WORK TO BE COMPLETED: Copy every line of the records that includes the word "fotoaparátu".

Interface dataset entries

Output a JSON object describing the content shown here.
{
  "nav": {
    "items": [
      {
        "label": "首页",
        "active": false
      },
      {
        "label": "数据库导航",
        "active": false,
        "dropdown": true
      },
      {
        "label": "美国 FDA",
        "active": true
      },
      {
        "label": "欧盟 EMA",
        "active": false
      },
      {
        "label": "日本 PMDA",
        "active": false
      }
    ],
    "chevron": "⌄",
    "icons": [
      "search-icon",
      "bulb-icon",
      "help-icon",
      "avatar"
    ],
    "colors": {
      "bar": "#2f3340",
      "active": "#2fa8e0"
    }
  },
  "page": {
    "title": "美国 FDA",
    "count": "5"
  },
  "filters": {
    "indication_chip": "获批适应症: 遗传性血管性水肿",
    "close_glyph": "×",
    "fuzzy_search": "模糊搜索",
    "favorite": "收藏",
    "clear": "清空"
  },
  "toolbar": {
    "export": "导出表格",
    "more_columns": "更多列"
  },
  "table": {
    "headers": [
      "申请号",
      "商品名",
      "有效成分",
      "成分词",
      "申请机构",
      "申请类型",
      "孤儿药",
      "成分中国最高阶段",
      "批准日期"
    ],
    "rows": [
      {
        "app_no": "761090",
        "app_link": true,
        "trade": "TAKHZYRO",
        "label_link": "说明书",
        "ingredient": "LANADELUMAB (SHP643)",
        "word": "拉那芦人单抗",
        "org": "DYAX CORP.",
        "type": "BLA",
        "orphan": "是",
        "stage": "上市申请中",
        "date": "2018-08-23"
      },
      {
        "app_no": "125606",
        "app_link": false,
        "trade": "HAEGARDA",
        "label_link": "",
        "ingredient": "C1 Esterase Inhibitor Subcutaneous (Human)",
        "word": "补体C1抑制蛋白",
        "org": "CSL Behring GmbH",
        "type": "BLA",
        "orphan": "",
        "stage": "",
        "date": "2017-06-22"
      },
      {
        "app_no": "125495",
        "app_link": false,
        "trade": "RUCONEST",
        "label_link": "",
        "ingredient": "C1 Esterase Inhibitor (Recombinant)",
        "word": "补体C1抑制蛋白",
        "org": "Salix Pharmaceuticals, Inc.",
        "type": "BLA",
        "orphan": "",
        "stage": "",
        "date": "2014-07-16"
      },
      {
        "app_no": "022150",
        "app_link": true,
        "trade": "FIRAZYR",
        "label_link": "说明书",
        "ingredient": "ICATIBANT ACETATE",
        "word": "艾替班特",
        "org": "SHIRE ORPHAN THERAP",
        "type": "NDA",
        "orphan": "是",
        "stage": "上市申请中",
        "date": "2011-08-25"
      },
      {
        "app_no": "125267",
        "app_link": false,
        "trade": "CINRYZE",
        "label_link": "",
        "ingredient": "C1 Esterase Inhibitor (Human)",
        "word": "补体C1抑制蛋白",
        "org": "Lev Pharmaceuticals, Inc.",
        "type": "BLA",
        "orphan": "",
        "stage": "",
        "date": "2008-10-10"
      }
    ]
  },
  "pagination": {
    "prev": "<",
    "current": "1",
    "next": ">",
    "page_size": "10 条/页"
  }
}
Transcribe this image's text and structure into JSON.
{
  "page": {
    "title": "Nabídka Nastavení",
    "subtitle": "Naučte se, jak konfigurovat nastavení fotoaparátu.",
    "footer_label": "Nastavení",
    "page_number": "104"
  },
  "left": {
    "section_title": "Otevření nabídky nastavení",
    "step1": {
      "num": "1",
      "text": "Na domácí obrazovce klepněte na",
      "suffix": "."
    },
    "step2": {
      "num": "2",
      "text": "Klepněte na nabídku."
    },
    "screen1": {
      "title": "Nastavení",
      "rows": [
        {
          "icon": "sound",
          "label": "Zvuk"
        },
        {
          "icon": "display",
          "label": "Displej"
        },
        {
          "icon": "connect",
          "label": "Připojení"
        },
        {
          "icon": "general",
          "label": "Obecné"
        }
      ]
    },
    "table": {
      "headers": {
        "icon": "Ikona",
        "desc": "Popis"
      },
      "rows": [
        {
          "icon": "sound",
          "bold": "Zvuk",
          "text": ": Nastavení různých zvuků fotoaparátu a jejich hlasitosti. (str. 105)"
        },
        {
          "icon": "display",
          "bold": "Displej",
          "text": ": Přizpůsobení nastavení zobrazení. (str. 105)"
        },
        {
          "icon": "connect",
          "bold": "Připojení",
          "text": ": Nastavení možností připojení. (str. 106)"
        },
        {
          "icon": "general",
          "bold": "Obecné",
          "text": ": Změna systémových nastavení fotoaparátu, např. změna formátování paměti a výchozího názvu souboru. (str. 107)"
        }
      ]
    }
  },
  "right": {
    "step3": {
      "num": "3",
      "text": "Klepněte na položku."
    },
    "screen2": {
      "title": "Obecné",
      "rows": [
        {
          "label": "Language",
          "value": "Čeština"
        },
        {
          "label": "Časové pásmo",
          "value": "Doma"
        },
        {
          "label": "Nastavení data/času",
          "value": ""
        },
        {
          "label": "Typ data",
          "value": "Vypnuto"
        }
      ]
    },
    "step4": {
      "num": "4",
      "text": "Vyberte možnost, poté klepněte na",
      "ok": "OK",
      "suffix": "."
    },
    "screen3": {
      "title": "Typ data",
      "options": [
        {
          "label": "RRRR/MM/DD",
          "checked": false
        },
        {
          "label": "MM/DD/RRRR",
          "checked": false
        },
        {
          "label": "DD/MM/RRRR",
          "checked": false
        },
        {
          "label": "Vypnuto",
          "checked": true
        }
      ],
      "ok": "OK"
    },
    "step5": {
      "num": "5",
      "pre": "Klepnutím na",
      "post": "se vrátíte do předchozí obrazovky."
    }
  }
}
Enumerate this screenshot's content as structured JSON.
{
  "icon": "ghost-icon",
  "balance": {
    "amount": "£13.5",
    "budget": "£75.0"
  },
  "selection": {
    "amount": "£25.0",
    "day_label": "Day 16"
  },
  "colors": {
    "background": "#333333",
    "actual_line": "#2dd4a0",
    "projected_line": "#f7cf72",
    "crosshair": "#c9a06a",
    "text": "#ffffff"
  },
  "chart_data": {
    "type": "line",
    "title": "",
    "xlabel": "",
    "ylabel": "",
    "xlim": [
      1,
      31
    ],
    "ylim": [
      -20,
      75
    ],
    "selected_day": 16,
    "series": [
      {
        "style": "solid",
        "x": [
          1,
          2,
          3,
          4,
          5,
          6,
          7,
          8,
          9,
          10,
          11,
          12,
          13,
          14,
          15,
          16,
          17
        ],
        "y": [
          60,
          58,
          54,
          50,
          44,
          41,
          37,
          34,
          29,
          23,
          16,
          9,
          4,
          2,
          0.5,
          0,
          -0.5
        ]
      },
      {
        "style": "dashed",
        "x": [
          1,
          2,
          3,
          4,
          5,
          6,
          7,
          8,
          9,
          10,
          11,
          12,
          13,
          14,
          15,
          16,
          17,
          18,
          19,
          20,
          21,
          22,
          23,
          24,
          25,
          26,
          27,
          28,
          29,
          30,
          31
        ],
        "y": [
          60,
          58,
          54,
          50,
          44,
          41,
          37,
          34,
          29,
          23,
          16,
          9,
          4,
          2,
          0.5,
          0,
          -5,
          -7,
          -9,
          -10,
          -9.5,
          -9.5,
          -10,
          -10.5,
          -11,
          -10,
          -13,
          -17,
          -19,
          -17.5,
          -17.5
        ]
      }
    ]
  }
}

SOLUTION:
    "subtitle": "Naučte se, jak konfigurovat nastavení fotoaparátu.",
          "text": ": Nastavení různých zvuků fotoaparátu a jejich hlasitosti. (str. 105)"
          "text": ": Změna systémových nastavení fotoaparátu, např. změna formátování paměti a výchozího názvu souboru. (str. 107)"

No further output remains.